| About this exercise |
Keeping every word in place, write out the entries that come next.

[[ Task data, beginning ]]

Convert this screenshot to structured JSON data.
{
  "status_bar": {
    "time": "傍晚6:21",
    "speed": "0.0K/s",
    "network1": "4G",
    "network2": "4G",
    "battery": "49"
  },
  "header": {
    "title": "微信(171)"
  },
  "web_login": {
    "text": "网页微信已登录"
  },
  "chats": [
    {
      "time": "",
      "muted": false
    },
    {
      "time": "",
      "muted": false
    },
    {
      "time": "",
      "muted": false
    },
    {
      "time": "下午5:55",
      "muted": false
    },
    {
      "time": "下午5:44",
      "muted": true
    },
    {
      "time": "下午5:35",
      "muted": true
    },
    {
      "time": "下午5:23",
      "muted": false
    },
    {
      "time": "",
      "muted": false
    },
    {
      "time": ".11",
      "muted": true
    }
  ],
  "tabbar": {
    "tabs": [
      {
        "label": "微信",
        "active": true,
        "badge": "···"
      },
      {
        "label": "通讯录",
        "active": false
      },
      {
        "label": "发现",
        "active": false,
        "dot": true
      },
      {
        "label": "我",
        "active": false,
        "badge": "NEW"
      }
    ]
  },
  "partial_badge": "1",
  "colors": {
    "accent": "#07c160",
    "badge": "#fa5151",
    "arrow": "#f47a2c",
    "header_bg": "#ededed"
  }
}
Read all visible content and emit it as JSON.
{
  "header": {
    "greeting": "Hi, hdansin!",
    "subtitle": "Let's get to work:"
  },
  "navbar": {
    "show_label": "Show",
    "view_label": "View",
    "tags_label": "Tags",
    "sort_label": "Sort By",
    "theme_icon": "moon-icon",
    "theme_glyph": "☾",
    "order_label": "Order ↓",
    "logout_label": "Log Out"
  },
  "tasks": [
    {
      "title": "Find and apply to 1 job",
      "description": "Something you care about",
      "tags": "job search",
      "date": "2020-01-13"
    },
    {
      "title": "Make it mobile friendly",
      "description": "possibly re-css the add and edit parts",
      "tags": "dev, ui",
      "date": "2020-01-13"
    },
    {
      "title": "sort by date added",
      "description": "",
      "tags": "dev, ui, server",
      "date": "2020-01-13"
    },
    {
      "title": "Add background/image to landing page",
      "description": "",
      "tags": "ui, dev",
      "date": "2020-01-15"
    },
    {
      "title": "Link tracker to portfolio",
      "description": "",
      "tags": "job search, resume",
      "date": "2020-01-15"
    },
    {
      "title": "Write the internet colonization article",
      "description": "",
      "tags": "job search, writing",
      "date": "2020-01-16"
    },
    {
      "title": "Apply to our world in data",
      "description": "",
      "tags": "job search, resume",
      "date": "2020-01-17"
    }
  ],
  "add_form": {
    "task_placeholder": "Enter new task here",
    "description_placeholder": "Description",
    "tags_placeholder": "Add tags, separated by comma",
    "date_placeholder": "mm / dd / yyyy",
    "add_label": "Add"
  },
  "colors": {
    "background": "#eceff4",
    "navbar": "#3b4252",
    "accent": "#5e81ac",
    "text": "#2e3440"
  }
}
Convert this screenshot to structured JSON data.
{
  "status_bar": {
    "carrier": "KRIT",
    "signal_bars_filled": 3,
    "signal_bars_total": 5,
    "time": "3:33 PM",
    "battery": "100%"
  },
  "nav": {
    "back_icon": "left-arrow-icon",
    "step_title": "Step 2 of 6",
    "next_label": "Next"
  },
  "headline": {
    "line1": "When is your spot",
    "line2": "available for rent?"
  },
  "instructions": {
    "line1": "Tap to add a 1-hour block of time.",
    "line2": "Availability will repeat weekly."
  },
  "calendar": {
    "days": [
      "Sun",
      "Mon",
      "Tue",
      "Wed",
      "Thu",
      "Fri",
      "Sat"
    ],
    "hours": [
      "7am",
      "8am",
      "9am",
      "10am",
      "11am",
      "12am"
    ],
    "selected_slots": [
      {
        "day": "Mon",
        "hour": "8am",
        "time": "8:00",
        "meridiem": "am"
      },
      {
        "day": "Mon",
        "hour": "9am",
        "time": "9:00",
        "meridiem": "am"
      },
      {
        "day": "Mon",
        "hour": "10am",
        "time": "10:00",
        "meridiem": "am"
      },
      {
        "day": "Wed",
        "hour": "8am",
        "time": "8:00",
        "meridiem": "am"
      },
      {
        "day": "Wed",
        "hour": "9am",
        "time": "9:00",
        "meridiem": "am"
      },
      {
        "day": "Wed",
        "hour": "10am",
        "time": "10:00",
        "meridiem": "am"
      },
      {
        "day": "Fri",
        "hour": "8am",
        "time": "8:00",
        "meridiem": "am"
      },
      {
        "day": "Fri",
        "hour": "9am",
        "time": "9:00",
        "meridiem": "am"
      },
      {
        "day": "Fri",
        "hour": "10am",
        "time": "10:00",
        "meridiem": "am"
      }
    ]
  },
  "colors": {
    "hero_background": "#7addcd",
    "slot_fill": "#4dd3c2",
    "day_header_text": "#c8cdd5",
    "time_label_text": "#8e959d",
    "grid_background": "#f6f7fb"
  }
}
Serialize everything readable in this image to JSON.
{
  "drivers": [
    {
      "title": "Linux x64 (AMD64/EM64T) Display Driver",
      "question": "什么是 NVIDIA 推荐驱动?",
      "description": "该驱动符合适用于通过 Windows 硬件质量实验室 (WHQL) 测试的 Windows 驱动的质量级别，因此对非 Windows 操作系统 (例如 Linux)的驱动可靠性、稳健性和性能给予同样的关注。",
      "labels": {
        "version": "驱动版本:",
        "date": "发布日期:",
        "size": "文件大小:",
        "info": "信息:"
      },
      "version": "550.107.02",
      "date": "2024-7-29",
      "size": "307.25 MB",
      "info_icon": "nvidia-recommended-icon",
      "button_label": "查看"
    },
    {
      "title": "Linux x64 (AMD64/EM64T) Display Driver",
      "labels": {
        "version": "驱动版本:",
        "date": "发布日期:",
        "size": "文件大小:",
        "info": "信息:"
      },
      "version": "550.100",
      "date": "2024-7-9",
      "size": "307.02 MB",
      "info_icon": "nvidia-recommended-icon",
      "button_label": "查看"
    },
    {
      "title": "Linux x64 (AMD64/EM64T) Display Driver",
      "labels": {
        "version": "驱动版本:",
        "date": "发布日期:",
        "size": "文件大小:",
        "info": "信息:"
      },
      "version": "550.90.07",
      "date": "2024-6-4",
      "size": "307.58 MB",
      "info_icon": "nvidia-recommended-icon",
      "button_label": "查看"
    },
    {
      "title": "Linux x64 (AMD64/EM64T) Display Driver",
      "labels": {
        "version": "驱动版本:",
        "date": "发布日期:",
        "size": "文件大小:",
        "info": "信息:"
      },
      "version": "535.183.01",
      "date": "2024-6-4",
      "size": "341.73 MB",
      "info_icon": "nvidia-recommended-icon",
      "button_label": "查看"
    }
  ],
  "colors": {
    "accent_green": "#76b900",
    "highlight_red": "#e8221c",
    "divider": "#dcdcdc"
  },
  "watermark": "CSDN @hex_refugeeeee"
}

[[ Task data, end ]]

| Written answer |
Convert this screenshot to structured JSON data.
{
  "status_bar": {
    "time": "傍晚6:21",
    "speed": "0.0K/s",
    "network1": "4G",
    "network2": "4G",
    "battery": "49"
  },
  "header": {
    "title": "微信(171)"
  },
  "web_login": {
    "text": "网页微信已登录"
  },
  "chats": [
    {
      "time": "",
      "muted": false
    },
    {
      "time": "",
      "muted": false
    },
    {
      "time": "",
      "muted": false
    },
    {
      "time": "下午5:55",
      "muted": false
    },
    {
      "time": "下午5:44",
      "muted": true
    },
    {
      "time": "下午5:35",
      "muted": true
    },
    {
      "time": "下午5:23",
      "muted": false
    },
    {
      "time": "",
      "muted": false
    },
    {
      "time": ".11",
      "muted": true
    }
  ],
  "tabbar": {
    "tabs": [
      {
        "label": "微信",
        "active": true,
        "badge": "···"
      },
      {
        "label": "通讯录",
        "active": false
      },
      {
        "label": "发现",
        "active": false,
        "dot": true
      },
      {
        "label": "我",
        "active": false,
        "badge": "NEW"
      }
    ]
  },
  "partial_badge": "1",
  "colors": {
    "accent": "#07c160",
    "badge": "#fa5151",
    "arrow": "#f47a2c",
    "header_bg": "#ededed"
  }
}
Read all visible content and emit it as JSON.
{
  "header": {
    "greeting": "Hi, hdansin!",
    "subtitle": "Let's get to work:"
  },
  "navbar": {
    "show_label": "Show",
    "view_label": "View",
    "tags_label": "Tags",
    "sort_label": "Sort By",
    "theme_icon": "moon-icon",
    "theme_glyph": "☾",
    "order_label": "Order ↓",
    "logout_label": "Log Out"
  },
  "tasks": [
    {
      "title": "Find and apply to 1 job",
      "description": "Something you care about",
      "tags": "job search",
      "date": "2020-01-13"
    },
    {
      "title": "Make it mobile friendly",
      "description": "possibly re-css the add and edit parts",
      "tags": "dev, ui",
      "date": "2020-01-13"
    },
    {
      "title": "sort by date added",
      "description": "",
      "tags": "dev, ui, server",
      "date": "2020-01-13"
    },
    {
      "title": "Add background/image to landing page",
      "description": "",
      "tags": "ui, dev",
      "date": "2020-01-15"
    },
    {
      "title": "Link tracker to portfolio",
      "description": "",
      "tags": "job search, resume",
      "date": "2020-01-15"
    },
    {
      "title": "Write the internet colonization article",
      "description": "",
      "tags": "job search, writing",
      "date": "2020-01-16"
    },
    {
      "title": "Apply to our world in data",
      "description": "",
      "tags": "job search, resume",
      "date": "2020-01-17"
    }
  ],
  "add_form": {
    "task_placeholder": "Enter new task here",
    "description_placeholder": "Description",
    "tags_placeholder": "Add tags, separated by comma",
    "date_placeholder": "mm / dd / yyyy",
    "add_label": "Add"
  },
  "colors": {
    "background": "#eceff4",
    "navbar": "#3b4252",
    "accent": "#5e81ac",
    "text": "#2e3440"
  }
}
Convert this screenshot to structured JSON data.
{
  "status_bar": {
    "carrier": "KRIT",
    "signal_bars_filled": 3,
    "signal_bars_total": 5,
    "time": "3:33 PM",
    "battery": "100%"
  },
  "nav": {
    "back_icon": "left-arrow-icon",
    "step_title": "Step 2 of 6",
    "next_label": "Next"
  },
  "headline": {
    "line1": "When is your spot",
    "line2": "available for rent?"
  },
  "instructions": {
    "line1": "Tap to add a 1-hour block of time.",
    "line2": "Availability will repeat weekly."
  },
  "calendar": {
    "days": [
      "Sun",
      "Mon",
      "Tue",
      "Wed",
      "Thu",
      "Fri",
      "Sat"
    ],
    "hours": [
      "7am",
      "8am",
      "9am",
      "10am",
      "11am",
      "12am"
    ],
    "selected_slots": [
      {
        "day": "Mon",
        "hour": "8am",
        "time": "8:00",
        "meridiem": "am"
      },
      {
        "day": "Mon",
        "hour": "9am",
        "time": "9:00",
        "meridiem": "am"
      },
      {
        "day": "Mon",
        "hour": "10am",
        "time": "10:00",
        "meridiem": "am"
      },
      {
        "day": "Wed",
        "hour": "8am",
        "time": "8:00",
        "meridiem": "am"
      },
      {
        "day": "Wed",
        "hour": "9am",
        "time": "9:00",
        "meridiem": "am"
      },
      {
        "day": "Wed",
        "hour": "10am",
        "time": "10:00",
        "meridiem": "am"
      },
      {
        "day": "Fri",
        "hour": "8am",
        "time": "8:00",
        "meridiem": "am"
      },
      {
        "day": "Fri",
        "hour": "9am",
        "time": "9:00",
        "meridiem": "am"
      },
      {
        "day": "Fri",
        "hour": "10am",
        "time": "10:00",
        "meridiem": "am"
      }
    ]
  },
  "colors": {
    "hero_background": "#7addcd",
    "slot_fill": "#4dd3c2",
    "day_header_text": "#c8cdd5",
    "time_label_text": "#8e959d",
    "grid_background": "#f6f7fb"
  }
}
Serialize everything readable in this image to JSON.
{
  "drivers": [
    {
      "title": "Linux x64 (AMD64/EM64T) Display Driver",
      "question": "什么是 NVIDIA 推荐驱动?",
      "description": "该驱动符合适用于通过 Windows 硬件质量实验室 (WHQL) 测试的 Windows 驱动的质量级别，因此对非 Windows 操作系统 (例如 Linux)的驱动可靠性、稳健性和性能给予同样的关注。",
      "labels": {
        "version": "驱动版本:",
        "date": "发布日期:",
        "size": "文件大小:",
        "info": "信息:"
      },
      "version": "550.107.02",
      "date": "2024-7-29",
      "size": "307.25 MB",
      "info_icon": "nvidia-recommended-icon",
      "button_label": "查看"
    },
    {
      "title": "Linux x64 (AMD64/EM64T) Display Driver",
      "labels": {
        "version": "驱动版本:",
        "date": "发布日期:",
        "size": "文件大小:",
        "info": "信息:"
      },
      "version": "550.100",
      "date": "2024-7-9",
      "size": "307.02 MB",
      "info_icon": "nvidia-recommended-icon",
      "button_label": "查看"
    },
    {
      "title": "Linux x64 (AMD64/EM64T) Display Driver",
      "labels": {
        "version": "驱动版本:",
        "date": "发布日期:",
        "size": "文件大小:",
        "info": "信息:"
      },
      "version": "550.90.07",
      "date": "2024-6-4",
      "size": "307.58 MB",
      "info_icon": "nvidia-recommended-icon",
      "button_label": "查看"
    },
    {
      "title": "Linux x64 (AMD64/EM64T) Display Driver",
      "labels": {
        "version": "驱动版本:",
        "date": "发布日期:",
        "size": "文件大小:",
        "info": "信息:"
      },
      "version": "535.183.01",
      "date": "2024-6-4",
      "size": "341.73 MB",
      "info_icon": "nvidia-recommended-icon",
      "button_label": "查看"
    }
  ],
  "colors": {
    "accent_green": "#76b900",
    "highlight_red": "#e8221c",
    "divider": "#dcdcdc"
  },
  "watermark": "CSDN @hex_refugeeeee"
}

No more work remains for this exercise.